On July 31, President Obama announced an executive order mandating that companies doing business with the Federal Government can no longer force their employees to “agree” to mandatory pre dispute arbitrations. Workers now are able to exercise their 7th Amendment rights in seeking the Courts to resolve sexual harassment and civil rights disputes. This order has been applauded by the major nursing home advocate, the National Consumer Voice for Quality Long-Term Care. The group was quoted in saying that the order is a “call to action” in order to outlaw the inclusion of arbitration in nursing home admission agreements.
Although not specifically included in the Executive Order, Nursing Home advocates all over the Country have taken notice. The basis for our Federal Governments refusal to do business with those who do not stand for the Constitution is simple fairness. If it is unfair for contractors to limit their employee’s rights, why is it fair for the Nursing Home Corporations to do so to their vulnerable residents.
Most mandatory arbitration clauses are buried in 20 page admission agreements signed by loved ones of the elderly who are distraught and given a short period of time to find a place for them to live. It is time that our government stands with the elderly and infirmed and protect their rights. Perhaps the fact that most of the elderly are not voters affects the desire of Congress to help.
If you or your loved one are looking for a long-term care facility, there are many things to read over. Not only should you visit the home on a few occasions and talk to both workers and current residents, but you should also read over all signed documents. Arbitration agreements are typically found in the fine print of documents.

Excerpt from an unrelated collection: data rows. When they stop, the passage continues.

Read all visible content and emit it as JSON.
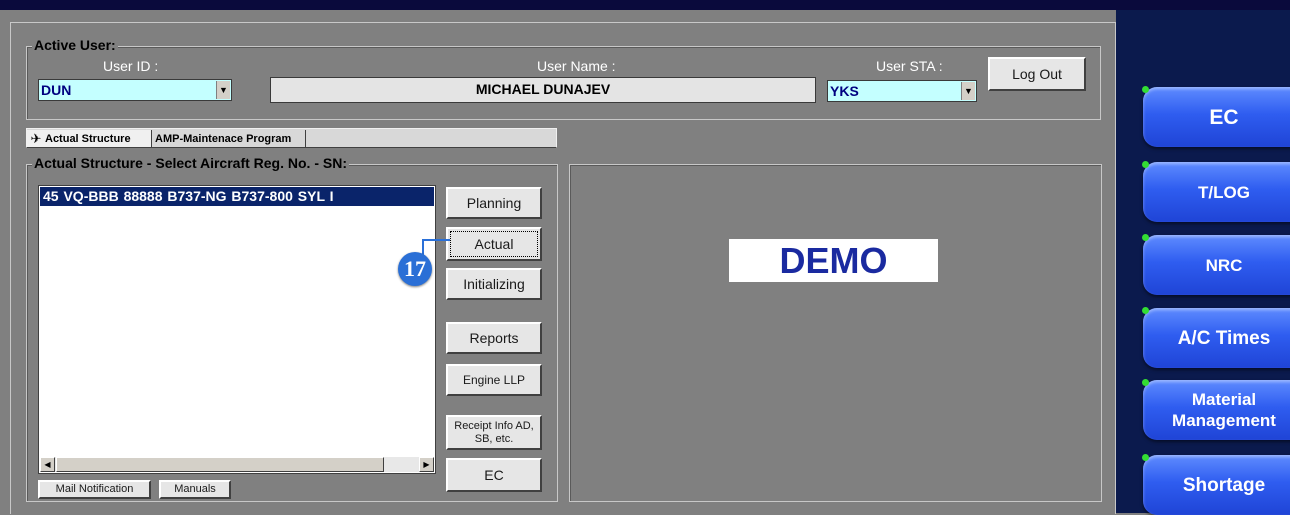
{
  "active_user": {
    "title": "Active User:",
    "user_id_label": "User ID :",
    "user_id_value": "DUN",
    "user_name_label": "User Name :",
    "user_name_value": "MICHAEL DUNAJEV",
    "user_sta_label": "User STA :",
    "user_sta_value": "YKS",
    "logout_label": "Log Out"
  },
  "tabs": [
    {
      "label": "Actual Structure",
      "icon": "aircraft-icon",
      "active": true
    },
    {
      "label": "AMP-Maintenace Program",
      "active": false
    }
  ],
  "structure": {
    "title": "Actual Structure - Select Aircraft Reg. No. - SN:",
    "rows": [
      {
        "text": "45  VQ-BBB  88888  B737-NG  B737-800   SYL   I"
      }
    ]
  },
  "action_buttons": {
    "planning": "Planning",
    "actual": "Actual",
    "initializing": "Initializing",
    "reports": "Reports",
    "engine_llp": "Engine LLP",
    "receipt_line1": "Receipt Info AD,",
    "receipt_line2": "SB, etc.",
    "ec": "EC"
  },
  "bottom_buttons": {
    "mail": "Mail Notification",
    "manuals": "Manuals"
  },
  "demo_label": "DEMO",
  "callout_number": "17",
  "side_menu": [
    {
      "line1": "EC",
      "line2": ""
    },
    {
      "line1": "T/LOG",
      "line2": ""
    },
    {
      "line1": "NRC",
      "line2": ""
    },
    {
      "line1": "A/C Times",
      "line2": ""
    },
    {
      "line1": "Material",
      "line2": "Management"
    },
    {
      "line1": "Shortage",
      "line2": ""
    }
  ],
  "colors": {
    "background": "#808080",
    "combo_fill": "#c4ffff",
    "selection": "#0a246a",
    "side_button": "#2f5df0",
    "demo_text": "#1a2aa0",
    "callout": "#2a6fd6",
    "led": "#33dd33"
  }
}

Stand up for your loved ones and force the Nursing Homes to remove the mandatory arbitration clause from the admission agreement. If you don’t who will? If you have any questions about possible arbitration agreements in your loved ones contract, please call The Javerbaum Wurgaft Nursing Home Group today.